?December 6, 2009
Second Sunday of Advent
When I served as a pastor in Columbia, S.C., in the 1990s, Interstate 77 was being completed. It would form a beltway around the city as it crossed I-20 at one point and joined I-26. Our family lived about a mile from the roadway under construction. My young sons and I spent many summer evenings exploring the partially built roads and bridges after the workers went home for the night. We would stand in the still roadway and imagine the buzz of traffic that would soon be whizzing along. We would
examine the joints in the bridge and try to figure out how it all connected to make a safe passage for huge trucks and countless cars.
I have a friend in the church who spent his career working for the highway department. He was a road builder, and his crew was in charge of the some of the bridges being constructed along the interstate. Raymond fit the image in my mind of someone working in highway construction-big, strong, tough and burly. I used to love to hear him talk about whatever current road project he was involved in. I marveled at the technical knowledge that went into highway construction. I was fascinated to see pictures of an area before and after a bridge was built.
We meet another impressive road builder in our text for today. His name is John the Baptist. He called people to prepare the way for the Lord by repenting of their sins and then being baptized as a public demonstration of a life made ready to host the living Lord.
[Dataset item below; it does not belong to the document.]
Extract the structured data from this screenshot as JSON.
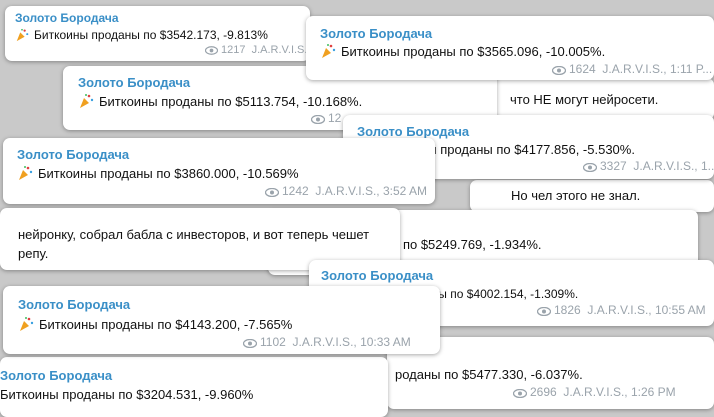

First of all, notice that the voice came from the wilderness. That’s where John went to be alone and away from the distractions of life’s pressing urgencies. The wilderness is quiet, and he knew that’s where he could get such an important message straight before announcing it to a world desperate for good news.
When he did proclaim what God had spoken, it was filled with power and even now makes an impact deep in the hearts of those who listen.
Then notice the roadway to be built is in the desert, too. That refers to how barren our hearts are to begin with, as we realize our need for the Lord. There’s nothing in the wilderness to build on. It is a desolate place. The work of God in the hearts of people has to start from scratch. We don’t have anything to offer Him except our heartfelt repentance, but that’s all He needs and wants. He does the rest.
Also notice the words of verses 4-6 are in quotations and indented. This is a way of referring not only to a quotation from a person, but a quote from the Old Testament. Isaiah (40:3-5) had originally prophesied what John would proclaim. Luke is confirming that John was now doing just that. He’s a road builder preparing the way for the Lord.
This is the purpose of Advent-to prepare for the coming of the Lord. Look at Advent as a challenge and an opportunity to build roads that open the way for Jesus to come into our lives. Like building roads for cars and trucks, preparing a straight way for Jesus to enter our hearts can be tough work that requires great effort. Consider the way John puts it.
I. Build up the valleys of discouragement and faithlessness.
We all know what it’s like to lose heart in the face of difficulty, wrestle with the temptation to give up and stop believing God can do anything. Jesus can lift us out of the lowest point of discouragement and build up our faith when it falters.
II. Level out the mountains and hills of pride and self-centeredness.
Mountains in our lives are the big things that no one can miss, and everyone sees them. Hills are the smaller things that we may overlook or discount, but they can block our progress toward godliness just as much as tall mountains. If we get puffed
up with pride, God can bring us down a notch or two in a humbling way we never anticipated. And then we find ourselves grateful that God taught us a valuable lesson, even if it was painful to our ego.
III. Straighten out the crooked places of sin and deceit.
Sin gets our lives out of balance at the core so that everything is skewed. Like David, when we sin, our natural tendency is to hide it as if it never happened or disguise it as not so bad. But unattended, it will leave the pathway into our hearts crooked and in need of being straightened out to make way for the Lord.
IV. Smooth the rough places of bad attitudes and lack of love.
Sometimes we are slow to realize that a bad attitude or an unloving action has infiltrated our lives. Occasionally, this is where we may need to be confronted by a close friend or trusted family member. Again, this is painful, but profitable in the end.
All of these things hinder and hide the glory of God in our lives, but when we take on the job of road building-as Isaiah and John had in mind-we can make a straight way for the Lord that will enable all eyes to see His glorious grace in our midst.